“I don’t want to see this meeting turn into political theater, with each side simply reciting talking points and trying to score political points. Instead, I ask members of both parties to seek common ground in an effort to solve a problem that’s been with us for generations.”
The response from Republicans? They plan to attend, but with their words, were sure to take pot shots at the summit before it even began. Speaking on Sunday’s Meet the Press, Rep. Mike Pence, R-Ind., said this:
“Republicans are ready to work. But what we can’t help but feel like here is the Democrats spell summit S-E-T-U-P.”
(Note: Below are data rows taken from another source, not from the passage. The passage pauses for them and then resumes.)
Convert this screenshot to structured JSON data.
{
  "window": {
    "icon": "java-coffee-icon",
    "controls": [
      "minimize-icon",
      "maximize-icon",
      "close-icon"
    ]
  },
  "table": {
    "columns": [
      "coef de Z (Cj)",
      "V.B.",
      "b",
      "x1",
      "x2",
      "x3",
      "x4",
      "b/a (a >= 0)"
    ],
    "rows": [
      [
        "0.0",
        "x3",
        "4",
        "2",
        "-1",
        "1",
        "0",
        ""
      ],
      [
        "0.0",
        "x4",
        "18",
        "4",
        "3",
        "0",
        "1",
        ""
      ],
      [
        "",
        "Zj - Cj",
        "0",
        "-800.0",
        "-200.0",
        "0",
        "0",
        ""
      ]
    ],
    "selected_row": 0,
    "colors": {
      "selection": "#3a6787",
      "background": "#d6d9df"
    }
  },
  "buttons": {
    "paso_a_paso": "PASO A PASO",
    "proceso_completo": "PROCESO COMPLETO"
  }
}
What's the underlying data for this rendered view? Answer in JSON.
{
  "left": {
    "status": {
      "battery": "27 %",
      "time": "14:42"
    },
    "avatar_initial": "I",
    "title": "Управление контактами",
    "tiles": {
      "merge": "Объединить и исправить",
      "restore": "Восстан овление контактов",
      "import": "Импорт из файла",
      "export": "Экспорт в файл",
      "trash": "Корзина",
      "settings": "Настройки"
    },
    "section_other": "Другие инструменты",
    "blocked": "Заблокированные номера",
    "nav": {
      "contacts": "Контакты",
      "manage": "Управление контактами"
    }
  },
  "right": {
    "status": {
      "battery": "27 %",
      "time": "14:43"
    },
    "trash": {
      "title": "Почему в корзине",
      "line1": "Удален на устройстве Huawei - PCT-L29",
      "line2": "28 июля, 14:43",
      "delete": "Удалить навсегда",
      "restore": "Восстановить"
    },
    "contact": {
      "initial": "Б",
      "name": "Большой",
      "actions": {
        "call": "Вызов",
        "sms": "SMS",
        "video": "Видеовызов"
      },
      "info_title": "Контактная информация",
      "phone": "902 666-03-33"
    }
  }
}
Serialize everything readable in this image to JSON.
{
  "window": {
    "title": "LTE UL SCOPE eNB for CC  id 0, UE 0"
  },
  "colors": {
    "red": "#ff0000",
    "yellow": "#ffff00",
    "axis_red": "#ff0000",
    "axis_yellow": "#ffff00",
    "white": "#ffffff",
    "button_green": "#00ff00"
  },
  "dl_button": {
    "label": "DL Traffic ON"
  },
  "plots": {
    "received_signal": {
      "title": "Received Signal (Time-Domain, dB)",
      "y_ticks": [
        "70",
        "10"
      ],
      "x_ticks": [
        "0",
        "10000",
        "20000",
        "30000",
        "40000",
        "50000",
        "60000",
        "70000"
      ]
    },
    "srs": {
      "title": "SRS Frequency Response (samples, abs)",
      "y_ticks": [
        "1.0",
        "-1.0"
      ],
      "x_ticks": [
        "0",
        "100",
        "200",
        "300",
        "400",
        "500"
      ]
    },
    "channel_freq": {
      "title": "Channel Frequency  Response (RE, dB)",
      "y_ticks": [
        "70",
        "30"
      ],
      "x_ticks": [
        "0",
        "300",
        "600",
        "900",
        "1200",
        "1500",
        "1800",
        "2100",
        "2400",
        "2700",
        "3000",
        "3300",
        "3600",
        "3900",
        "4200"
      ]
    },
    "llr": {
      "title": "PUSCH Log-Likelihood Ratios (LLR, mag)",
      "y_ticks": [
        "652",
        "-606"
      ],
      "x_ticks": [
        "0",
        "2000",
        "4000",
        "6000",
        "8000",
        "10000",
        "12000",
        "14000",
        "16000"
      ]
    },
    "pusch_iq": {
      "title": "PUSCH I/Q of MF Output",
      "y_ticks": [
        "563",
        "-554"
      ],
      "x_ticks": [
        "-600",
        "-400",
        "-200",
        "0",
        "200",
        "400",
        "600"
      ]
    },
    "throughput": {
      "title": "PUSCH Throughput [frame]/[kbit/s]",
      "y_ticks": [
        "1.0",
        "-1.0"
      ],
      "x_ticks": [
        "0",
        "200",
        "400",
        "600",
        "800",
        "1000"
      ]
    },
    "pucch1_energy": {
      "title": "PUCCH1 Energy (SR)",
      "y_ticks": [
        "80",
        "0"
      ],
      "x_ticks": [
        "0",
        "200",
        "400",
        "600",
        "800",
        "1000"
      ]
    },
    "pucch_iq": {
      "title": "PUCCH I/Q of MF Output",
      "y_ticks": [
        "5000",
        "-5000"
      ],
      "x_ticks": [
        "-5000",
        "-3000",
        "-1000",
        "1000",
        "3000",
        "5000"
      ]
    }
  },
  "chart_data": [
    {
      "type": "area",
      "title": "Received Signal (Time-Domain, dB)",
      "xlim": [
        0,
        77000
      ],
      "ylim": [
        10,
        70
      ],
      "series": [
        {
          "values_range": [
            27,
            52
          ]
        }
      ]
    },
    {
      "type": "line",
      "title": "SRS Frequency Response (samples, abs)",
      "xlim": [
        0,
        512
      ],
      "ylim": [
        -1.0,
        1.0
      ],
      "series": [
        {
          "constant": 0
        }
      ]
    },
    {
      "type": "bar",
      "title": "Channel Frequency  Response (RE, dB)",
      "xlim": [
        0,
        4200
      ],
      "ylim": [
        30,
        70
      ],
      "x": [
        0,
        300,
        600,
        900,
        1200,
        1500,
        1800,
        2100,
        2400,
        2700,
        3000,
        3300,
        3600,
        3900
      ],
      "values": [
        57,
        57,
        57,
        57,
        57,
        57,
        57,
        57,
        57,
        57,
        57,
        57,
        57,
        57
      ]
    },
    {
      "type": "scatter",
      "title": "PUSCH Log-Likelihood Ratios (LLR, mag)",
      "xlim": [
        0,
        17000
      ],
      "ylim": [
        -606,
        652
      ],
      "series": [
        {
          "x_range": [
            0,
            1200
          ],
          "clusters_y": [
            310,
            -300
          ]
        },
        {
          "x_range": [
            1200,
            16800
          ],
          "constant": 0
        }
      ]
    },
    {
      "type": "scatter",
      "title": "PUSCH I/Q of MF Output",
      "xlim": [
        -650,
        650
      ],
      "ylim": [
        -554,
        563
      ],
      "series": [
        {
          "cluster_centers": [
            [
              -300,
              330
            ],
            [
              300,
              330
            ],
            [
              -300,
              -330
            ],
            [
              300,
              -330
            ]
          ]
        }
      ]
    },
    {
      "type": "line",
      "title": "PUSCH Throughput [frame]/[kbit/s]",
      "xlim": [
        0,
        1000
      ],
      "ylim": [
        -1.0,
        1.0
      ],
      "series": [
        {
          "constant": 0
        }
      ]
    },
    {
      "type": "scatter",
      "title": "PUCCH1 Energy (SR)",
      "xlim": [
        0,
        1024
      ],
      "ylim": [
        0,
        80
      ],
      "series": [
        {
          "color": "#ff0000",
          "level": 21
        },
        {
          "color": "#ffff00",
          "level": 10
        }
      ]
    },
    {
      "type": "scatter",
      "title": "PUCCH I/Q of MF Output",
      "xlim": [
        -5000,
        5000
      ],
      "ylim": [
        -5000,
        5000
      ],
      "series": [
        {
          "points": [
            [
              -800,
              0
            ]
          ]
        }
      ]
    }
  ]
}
That the Republicans could fear a summit, a televised chance to talk out differences with the approaches of each party to the issue, tells me that what they really fear is that when they express their plan, the entire country will see how devoid it is of real reform.
Words do matter. Listen to them carefully and you will be able to divine which have worth and which are worthless.
Steve Mount has been a Williston resident since 1996. He is a software engineer at GE Healthcare and is devoted to his family, his country and his Constitution. You can reach Steve at email@example.com or read his blog at http://saltyrain.com/ls.
Feb. 25, 2010
Teachers aren’t in touch with reality
It would seem that teachers in Chittenden South are not in touch with economic reality.
Businesses struggle, employees experience cutbacks or layoffs, food and fuel costs increase. Americans continue to tighten their belts and make decisions between needs and wants, yet teachers in Chittenden South believe they are entitled to larger salary increases and benefits.
Thank you to the CSSU Negotiation Team for recognizing that times most certainly are bad. The teachers union stance is both disrespectful and insulting to hardworking taxpayers who receive no raises, who pay more each year for their health care and who work hard just to get by.
Perhaps the CSSU administration should follow the decision of a school district in Rhode Island, which opted to fire teachers who wouldn’t compromise. Most people I know are grateful to have jobs, much less receive any cost of living increase, and the teachers union would do well to understand that.
Cathy Yandow, Williston
Too much taxation
Vermont’s current General Fund fiscal year 2010 revenue is below the levels of fiscal 2005.
Even with higher taxes we are looking at a $150 million tax shortfall in 2011. That don’t count the couple of hundred million we are borrowing on to keep the unemployment compensation fund afloat. If unemployment rates keep increasing the amount Vermont will need to borrow just to cover those shortfalls will continue to rise.
Federal “funds” now going to Vermont are going to decrease by over $100 million next year. State spending has doubled between now and 1996-97, while Vermont incomes still rank only 25th in per capita income. Our tax rates are at or near highest levels in the nation. Why don’t we just return to state spending levels from a decade ago? This is the best way to give Vermont a competitive edge so that economic activity can be stimulated.
Increasing your credit limit when your spending does not meet your expenses is downright foolish. I’d like to see our representatives make real progress in increasing the wealth of Vermonters. Naturally, that is the same thing as reducing the tax burden. We need to reverse this continued percentage increase in the growth of state and local governments and permit people and businesses to keep more of what they produce, not less.
Things weren’t so bad in 1997, weren’t they? We had half as much unemployment as we do today.
With the large upcoming tax increases scheduled by the Fed for fiscal 2010 we can expect more sharp declines in state tax revenues. Tax revenues normally drop when the tax rates increase. I’d prefer to see the reverse happen. How about you?
Shelley Palmer, Williston